Toys are often utilized in play therapy sessions to express emotions and create a safe atmosphere (Bratton, Ray & Landreth, 2008). These toys can help children work through fears, anger or other negative emotions that may be present in their life. Furthermore, they help build positive relationships and enhance communication skills with the therapist or other children present during the session.
One strategy is to let the client select their favorite toys and then let them use those objects as desired. This could be done for various reasons such as stress relief, anger release or building self-esteem (Bratton Ray et al., 2008).
Toys can be especially beneficial for younger children or those with sensory integration disorders. Physically interactive toys like blocks or dolls provide soothing comfort and give clients a sense of control over their lives.
Another way to use toys is to let the client explore a situation that causes worry or anxiety, such as an impending presentation. The therapist can then demonstrate how best to approach this scenario in order to reduce their fear and increase comfort level.
This can be an effective tool for the therapist to observe client reactions to certain circumstances and build rapport with them. It may also serve to teach clients how to regulate their emotions and act with their best interests in mind (Bratton & Ray, n.d).

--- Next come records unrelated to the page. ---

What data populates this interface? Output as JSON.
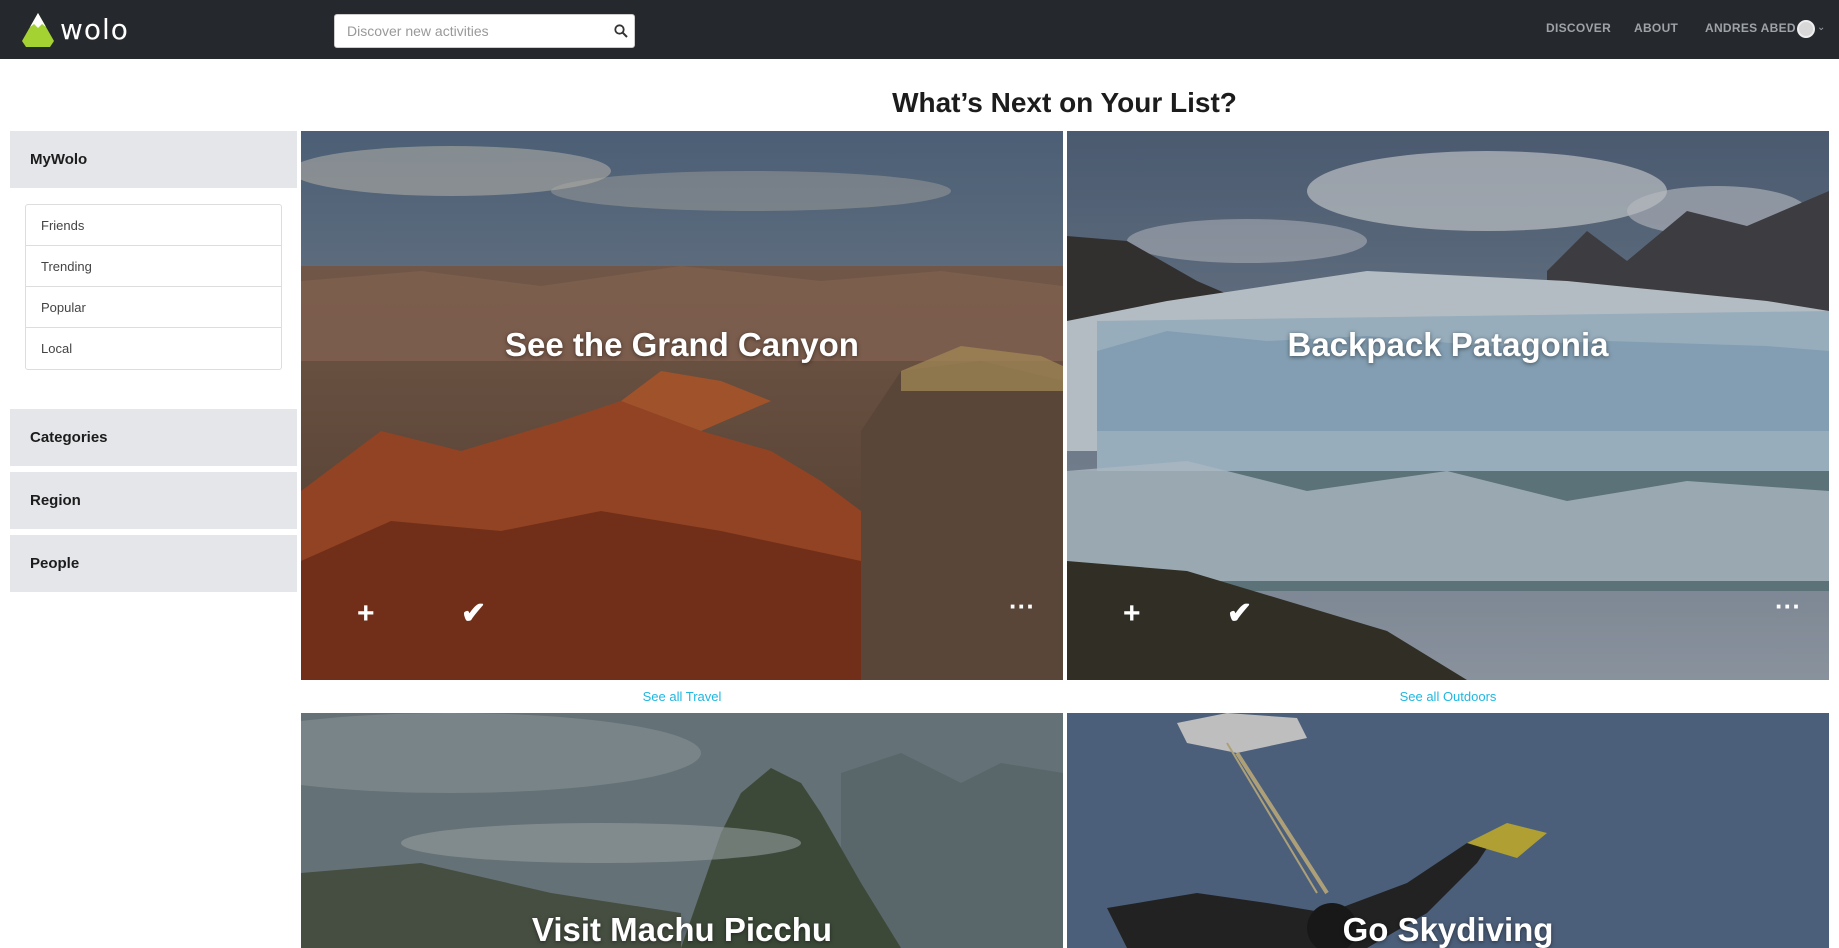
{
  "navbar": {
    "brand": "wolo",
    "search_placeholder": "Discover new activities",
    "links": [
      "DISCOVER",
      "ABOUT",
      "ANDRES ABED"
    ]
  },
  "page_title": "What’s Next on Your List?",
  "sidebar": {
    "mywolo": "MyWolo",
    "items": [
      "Friends",
      "Trending",
      "Popular",
      "Local"
    ],
    "categories": "Categories",
    "region": "Region",
    "people": "People"
  },
  "cards": [
    {
      "title": "See the Grand Canyon",
      "see_all": "See all Travel"
    },
    {
      "title": "Backpack Patagonia",
      "see_all": "See all Outdoors"
    },
    {
      "title": "Visit Machu Picchu"
    },
    {
      "title": "Go Skydiving"
    }
  ],
  "icons": {
    "add": "plus-icon",
    "done": "check-icon",
    "more": "ellipsis-icon"
  },
  "colors": {
    "navbar_bg": "#25282c",
    "brand_green": "#a4d233",
    "link_blue": "#20b7e0",
    "sidebar_bg": "#e4e6e9"
  }
}
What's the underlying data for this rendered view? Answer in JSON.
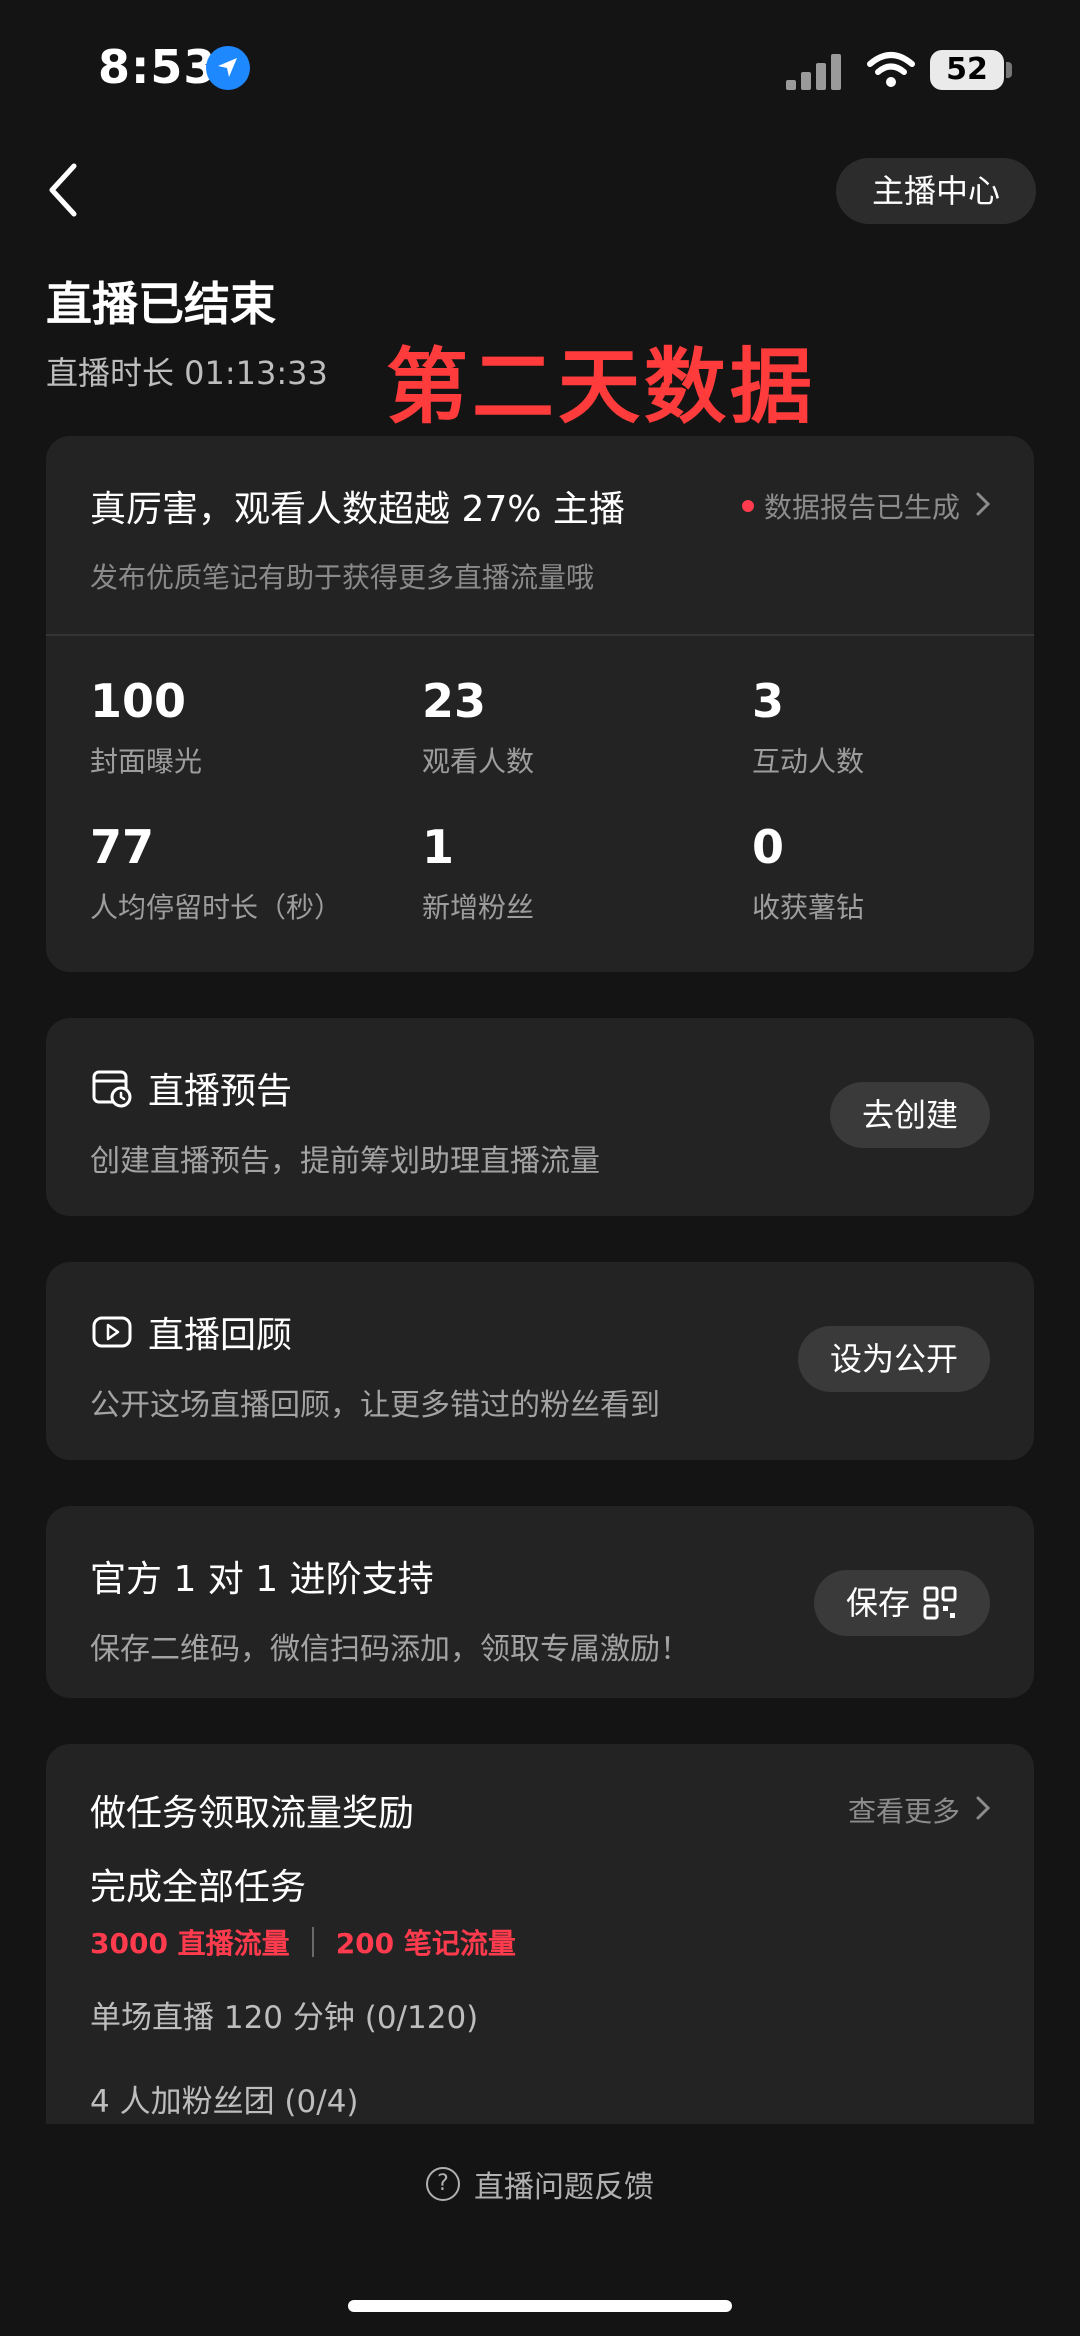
{
  "status_bar": {
    "time": "8:53",
    "battery": "52"
  },
  "header": {
    "center_button": "主播中心",
    "title": "直播已结束",
    "duration": "直播时长 01:13:33"
  },
  "overlay_text": "第二天数据",
  "summary": {
    "headline": "真厉害，观看人数超越 27% 主播",
    "report_link": "数据报告已生成",
    "subtext": "发布优质笔记有助于获得更多直播流量哦",
    "stats": [
      {
        "value": "100",
        "label": "封面曝光"
      },
      {
        "value": "23",
        "label": "观看人数"
      },
      {
        "value": "3",
        "label": "互动人数"
      },
      {
        "value": "77",
        "label": "人均停留时长（秒）"
      },
      {
        "value": "1",
        "label": "新增粉丝"
      },
      {
        "value": "0",
        "label": "收获薯钻"
      }
    ]
  },
  "cards": {
    "preview": {
      "title": "直播预告",
      "desc": "创建直播预告，提前筹划助理直播流量",
      "button": "去创建"
    },
    "replay": {
      "title": "直播回顾",
      "desc": "公开这场直播回顾，让更多错过的粉丝看到",
      "button": "设为公开"
    },
    "support": {
      "title": "官方 1 对 1 进阶支持",
      "desc": "保存二维码，微信扫码添加，领取专属激励！",
      "button": "保存"
    }
  },
  "tasks": {
    "title": "做任务领取流量奖励",
    "more": "查看更多",
    "complete_all": "完成全部任务",
    "reward1": "3000 直播流量",
    "reward2": "200 笔记流量",
    "items": [
      "单场直播 120 分钟 (0/120)",
      "4 人加粉丝团 (0/4)"
    ]
  },
  "feedback": "直播问题反馈",
  "colors": {
    "background": "#141414",
    "card": "#232323",
    "accent_red": "#ff3b4d",
    "overlay_red": "#ff3b3b"
  }
}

Squiggles are a useful tool in play therapy, as they allow the therapist to gain insight into the client’s thinking process and how they interpret the world (Schaeffer & Cangelosi, 2016). For example, drawing random squiggles on paper might prompt clients to think of something specific or bring up memories for them. Together, therapist and client could then attempt to draw their own squiggles – an engaging exercise for both parties (Schaeffer & Cangelosi, 2018).
Puppets are a common tool in play therapy, as they can be utilized for many purposes. They may help the client and therapist get to know each other better or expose underlying family dynamics which the client feels unable to discuss openly with their therapist.
Feeling words are another useful tool in play therapy to help clients comprehend how they are feeling. They can be drawn or written on paper and the client can place poker chips on each feeling to demonstrate how much of each sensation they possess.